GOAL OF THE EXERCISE:
Each line of the data that includes the string "subtitle" is to be copied out.

MATERIAL SUPPLIED:
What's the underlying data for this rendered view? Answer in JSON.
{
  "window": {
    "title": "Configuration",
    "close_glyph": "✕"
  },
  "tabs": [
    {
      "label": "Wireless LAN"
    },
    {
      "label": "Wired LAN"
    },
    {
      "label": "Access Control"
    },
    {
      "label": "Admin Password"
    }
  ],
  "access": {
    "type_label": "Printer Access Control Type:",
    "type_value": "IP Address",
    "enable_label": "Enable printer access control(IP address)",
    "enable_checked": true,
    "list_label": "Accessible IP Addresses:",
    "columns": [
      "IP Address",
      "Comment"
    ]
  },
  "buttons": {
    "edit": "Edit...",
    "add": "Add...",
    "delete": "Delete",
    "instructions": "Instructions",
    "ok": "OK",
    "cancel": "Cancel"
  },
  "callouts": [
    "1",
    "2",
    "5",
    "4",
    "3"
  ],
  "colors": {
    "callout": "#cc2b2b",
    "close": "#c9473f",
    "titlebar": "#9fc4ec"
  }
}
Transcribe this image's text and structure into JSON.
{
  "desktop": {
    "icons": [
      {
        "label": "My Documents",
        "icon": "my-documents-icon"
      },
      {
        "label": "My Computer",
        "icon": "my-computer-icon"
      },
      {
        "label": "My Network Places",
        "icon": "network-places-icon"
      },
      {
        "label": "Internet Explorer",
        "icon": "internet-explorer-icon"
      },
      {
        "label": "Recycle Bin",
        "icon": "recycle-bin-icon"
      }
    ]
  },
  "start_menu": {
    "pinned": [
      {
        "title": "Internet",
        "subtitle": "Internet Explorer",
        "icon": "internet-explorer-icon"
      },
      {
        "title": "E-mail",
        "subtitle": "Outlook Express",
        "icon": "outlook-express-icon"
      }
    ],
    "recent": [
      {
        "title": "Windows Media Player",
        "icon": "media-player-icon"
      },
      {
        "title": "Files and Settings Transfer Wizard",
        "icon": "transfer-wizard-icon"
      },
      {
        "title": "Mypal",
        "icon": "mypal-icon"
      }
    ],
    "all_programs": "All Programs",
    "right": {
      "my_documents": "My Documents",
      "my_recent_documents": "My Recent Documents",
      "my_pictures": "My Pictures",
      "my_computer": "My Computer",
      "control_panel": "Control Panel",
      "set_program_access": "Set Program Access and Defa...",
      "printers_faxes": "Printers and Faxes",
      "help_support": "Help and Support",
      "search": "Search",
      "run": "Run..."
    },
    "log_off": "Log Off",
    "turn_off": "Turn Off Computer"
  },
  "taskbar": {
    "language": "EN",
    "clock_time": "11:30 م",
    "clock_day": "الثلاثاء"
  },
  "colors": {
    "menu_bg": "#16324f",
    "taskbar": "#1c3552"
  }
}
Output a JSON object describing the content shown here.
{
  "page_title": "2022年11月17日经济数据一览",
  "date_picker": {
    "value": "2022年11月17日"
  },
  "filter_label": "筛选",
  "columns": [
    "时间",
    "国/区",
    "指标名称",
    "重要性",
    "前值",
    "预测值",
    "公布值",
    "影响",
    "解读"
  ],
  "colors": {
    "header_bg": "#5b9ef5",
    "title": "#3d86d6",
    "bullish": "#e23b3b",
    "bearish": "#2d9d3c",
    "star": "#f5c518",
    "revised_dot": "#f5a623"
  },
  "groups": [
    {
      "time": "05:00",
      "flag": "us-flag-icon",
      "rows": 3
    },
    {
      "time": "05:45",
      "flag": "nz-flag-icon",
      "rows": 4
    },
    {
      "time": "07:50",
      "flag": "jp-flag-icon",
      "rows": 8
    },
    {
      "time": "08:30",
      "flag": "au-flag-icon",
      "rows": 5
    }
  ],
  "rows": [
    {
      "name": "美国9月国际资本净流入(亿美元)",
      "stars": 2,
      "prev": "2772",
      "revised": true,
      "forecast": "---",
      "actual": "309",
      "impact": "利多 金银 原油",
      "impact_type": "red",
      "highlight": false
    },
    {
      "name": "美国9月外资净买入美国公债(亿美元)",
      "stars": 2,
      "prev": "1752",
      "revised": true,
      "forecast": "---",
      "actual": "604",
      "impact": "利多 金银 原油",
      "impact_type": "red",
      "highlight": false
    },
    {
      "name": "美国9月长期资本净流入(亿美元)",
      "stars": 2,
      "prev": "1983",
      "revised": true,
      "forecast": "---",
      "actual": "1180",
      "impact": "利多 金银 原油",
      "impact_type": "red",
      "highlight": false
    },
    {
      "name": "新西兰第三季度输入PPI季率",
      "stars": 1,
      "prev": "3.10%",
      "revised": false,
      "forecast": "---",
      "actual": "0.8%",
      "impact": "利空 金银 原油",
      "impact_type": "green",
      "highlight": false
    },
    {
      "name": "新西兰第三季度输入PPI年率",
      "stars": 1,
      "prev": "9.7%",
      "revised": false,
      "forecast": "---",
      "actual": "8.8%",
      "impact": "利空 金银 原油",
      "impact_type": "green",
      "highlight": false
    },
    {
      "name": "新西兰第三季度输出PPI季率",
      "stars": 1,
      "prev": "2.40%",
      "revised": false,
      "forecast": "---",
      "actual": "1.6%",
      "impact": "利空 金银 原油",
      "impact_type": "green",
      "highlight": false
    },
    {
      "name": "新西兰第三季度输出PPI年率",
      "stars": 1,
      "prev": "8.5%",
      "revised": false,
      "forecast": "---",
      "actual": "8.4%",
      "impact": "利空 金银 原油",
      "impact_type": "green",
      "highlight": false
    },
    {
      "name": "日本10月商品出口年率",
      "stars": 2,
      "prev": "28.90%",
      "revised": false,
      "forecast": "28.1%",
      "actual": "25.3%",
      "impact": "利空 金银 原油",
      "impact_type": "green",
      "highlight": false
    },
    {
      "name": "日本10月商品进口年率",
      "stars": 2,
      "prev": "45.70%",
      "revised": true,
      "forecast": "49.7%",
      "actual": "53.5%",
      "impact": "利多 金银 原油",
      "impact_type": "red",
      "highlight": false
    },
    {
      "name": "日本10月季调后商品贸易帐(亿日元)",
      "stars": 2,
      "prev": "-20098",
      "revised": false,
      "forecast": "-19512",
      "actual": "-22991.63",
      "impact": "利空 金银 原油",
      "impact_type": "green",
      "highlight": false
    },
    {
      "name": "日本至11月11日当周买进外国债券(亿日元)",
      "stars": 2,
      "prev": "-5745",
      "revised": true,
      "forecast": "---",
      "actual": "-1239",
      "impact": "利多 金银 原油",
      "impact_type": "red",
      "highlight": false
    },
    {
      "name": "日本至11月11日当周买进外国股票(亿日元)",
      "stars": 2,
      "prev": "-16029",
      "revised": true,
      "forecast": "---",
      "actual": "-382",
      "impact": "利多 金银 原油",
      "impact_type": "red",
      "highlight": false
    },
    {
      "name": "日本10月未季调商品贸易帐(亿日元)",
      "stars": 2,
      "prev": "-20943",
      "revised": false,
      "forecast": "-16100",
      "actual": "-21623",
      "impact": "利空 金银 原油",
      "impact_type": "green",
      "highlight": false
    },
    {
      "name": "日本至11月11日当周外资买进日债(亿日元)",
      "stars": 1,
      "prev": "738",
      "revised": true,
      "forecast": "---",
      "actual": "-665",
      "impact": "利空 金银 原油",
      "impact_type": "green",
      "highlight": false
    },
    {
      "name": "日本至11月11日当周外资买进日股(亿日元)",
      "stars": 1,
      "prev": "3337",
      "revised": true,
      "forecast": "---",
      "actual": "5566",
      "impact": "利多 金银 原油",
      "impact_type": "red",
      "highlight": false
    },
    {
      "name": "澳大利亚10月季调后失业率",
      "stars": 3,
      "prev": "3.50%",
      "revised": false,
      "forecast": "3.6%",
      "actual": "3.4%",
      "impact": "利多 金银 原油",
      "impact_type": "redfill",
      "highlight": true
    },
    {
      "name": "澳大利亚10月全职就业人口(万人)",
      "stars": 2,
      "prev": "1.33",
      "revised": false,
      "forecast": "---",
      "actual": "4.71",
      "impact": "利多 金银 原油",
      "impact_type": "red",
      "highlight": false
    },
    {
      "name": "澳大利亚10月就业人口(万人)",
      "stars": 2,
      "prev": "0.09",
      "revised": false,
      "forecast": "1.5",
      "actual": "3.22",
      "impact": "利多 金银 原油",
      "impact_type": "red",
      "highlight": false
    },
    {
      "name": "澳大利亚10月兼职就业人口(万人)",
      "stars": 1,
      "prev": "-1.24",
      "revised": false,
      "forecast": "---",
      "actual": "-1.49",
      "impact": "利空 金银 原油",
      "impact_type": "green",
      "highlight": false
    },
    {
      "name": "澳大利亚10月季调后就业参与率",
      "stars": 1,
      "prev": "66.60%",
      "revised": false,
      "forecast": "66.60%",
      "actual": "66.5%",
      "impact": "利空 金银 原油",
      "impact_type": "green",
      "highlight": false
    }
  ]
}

RESULT FOR THIS TASK:
        "subtitle": "Internet Explorer",
        "subtitle": "Outlook Express",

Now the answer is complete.